According to a January 29, 2011 article in the Frederick News Post, two researchers in Fort Detrick (located here in Frederick, MD), developed a mosquito trap to help reduce Dengue Fever.
Realizing that the Aedes Genus of mosquito is one of the biggest vectors of Dengue Fever, “The two combined their efforts behind the idea that female Aedes mosquitoes will lay eggs only in a container holding water.” That is not true of all Aedes mosquitoes. In fact, the Asian Tiger Mosquito found in many places in and around Frederick,and a potential vector (transmitter) of Dengue Fever and other diseases like West Nile Virus, are Aedes mosquitoes.

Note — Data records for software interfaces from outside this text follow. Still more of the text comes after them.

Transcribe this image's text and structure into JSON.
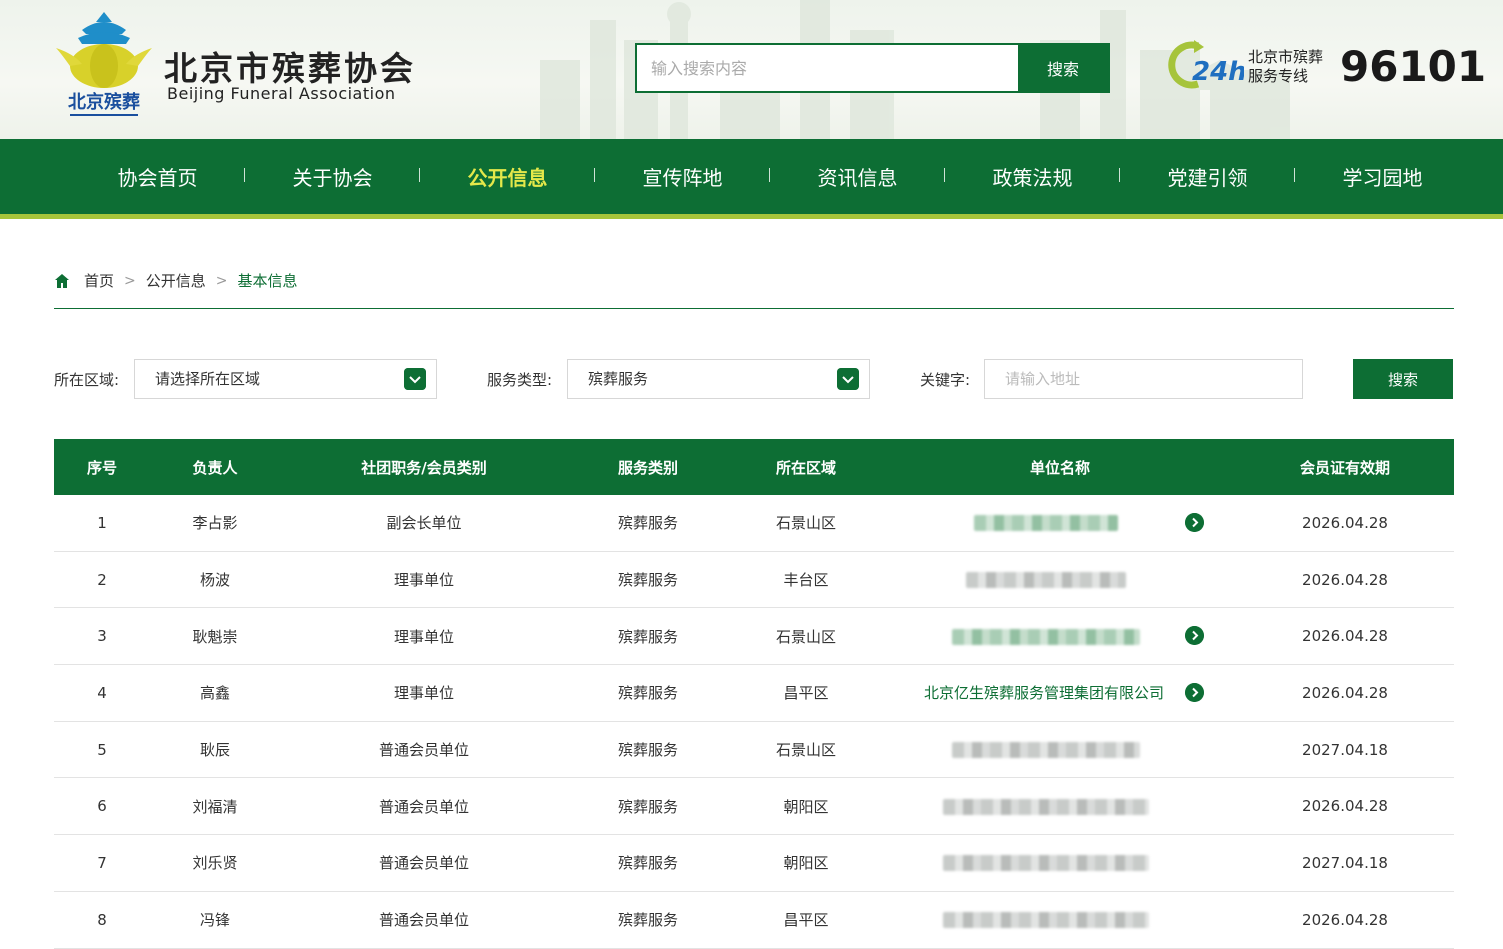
{
  "header": {
    "logo_cn": "北京市殡葬协会",
    "logo_en": "Beijing Funeral Association",
    "search": {
      "placeholder": "输入搜索内容",
      "button": "搜索"
    },
    "hotline": {
      "line1": "北京市殡葬",
      "line2": "服务专线",
      "number": "96101",
      "icon_text": "24h"
    }
  },
  "nav": {
    "items": [
      "协会首页",
      "关于协会",
      "公开信息",
      "宣传阵地",
      "资讯信息",
      "政策法规",
      "党建引领",
      "学习园地"
    ],
    "active_index": 2
  },
  "breadcrumb": {
    "home": "首页",
    "section": "公开信息",
    "current": "基本信息"
  },
  "filters": {
    "region_label": "所在区域:",
    "region_value": "请选择所在区域",
    "type_label": "服务类型:",
    "type_value": "殡葬服务",
    "keyword_label": "关键字:",
    "keyword_placeholder": "请输入地址",
    "button": "搜索"
  },
  "table": {
    "headers": [
      "序号",
      "负责人",
      "社团职务/会员类别",
      "服务类别",
      "所在区域",
      "单位名称",
      "会员证有效期"
    ],
    "rows": [
      {
        "no": "1",
        "person": "李占影",
        "role": "副会长单位",
        "service": "殡葬服务",
        "region": "石景山区",
        "unit": "",
        "expiry": "2026.04.28"
      },
      {
        "no": "2",
        "person": "杨波",
        "role": "理事单位",
        "service": "殡葬服务",
        "region": "丰台区",
        "unit": "",
        "expiry": "2026.04.28"
      },
      {
        "no": "3",
        "person": "耿魁崇",
        "role": "理事单位",
        "service": "殡葬服务",
        "region": "石景山区",
        "unit": "",
        "expiry": "2026.04.28"
      },
      {
        "no": "4",
        "person": "高鑫",
        "role": "理事单位",
        "service": "殡葬服务",
        "region": "昌平区",
        "unit": "北京亿生殡葬服务管理集团有限公司",
        "expiry": "2026.04.28"
      },
      {
        "no": "5",
        "person": "耿辰",
        "role": "普通会员单位",
        "service": "殡葬服务",
        "region": "石景山区",
        "unit": "",
        "expiry": "2027.04.18"
      },
      {
        "no": "6",
        "person": "刘福清",
        "role": "普通会员单位",
        "service": "殡葬服务",
        "region": "朝阳区",
        "unit": "",
        "expiry": "2026.04.28"
      },
      {
        "no": "7",
        "person": "刘乐贤",
        "role": "普通会员单位",
        "service": "殡葬服务",
        "region": "朝阳区",
        "unit": "",
        "expiry": "2027.04.18"
      },
      {
        "no": "8",
        "person": "冯锋",
        "role": "普通会员单位",
        "service": "殡葬服务",
        "region": "昌平区",
        "unit": "",
        "expiry": "2026.04.28"
      }
    ]
  },
  "colors": {
    "primary": "#0d6e34",
    "accent_line": "#a6c43b",
    "nav_active": "#e4e84a"
  }
}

The Asian Tiger (Aedes Albopictus) are known as floodwater mosquitoes because they lay their eggs in containers, tree holes, or other places that the female mosquito knows will flood when it rains. They often will lay their eggs, then, in places that do not contain water when they lay their eggs.
The scientists at Fort Detrick created a pint-sized water container with a strip covered in pesticide to kill the female mosquitoes and the larvae. According to the report it was successfully used in Key West, FL where they had a Dengue outbreak. Dengue Fever had not been known to be transmitted in the continental United States for many years, but last year the disease was once again documented to be transmitted inside Florida’s boundaries.
I doubt that the trap would be successful here against the Asian Tiger mosquito, whose latin name is Aedes Albopictus, as they can breed in a container the size of a bottle cap and consequently do not need a pint of water to lay eggs. As I said before, the Aedes Albopictus does not need water to be present either when it lays eggs.
Nonetheless, it is good to read about efforts to reduce the transmission of disease through mosquitoes. As the article concludes, the World Health Organization recommends mosquito control to prevent the outbreak of mosquito borne disease.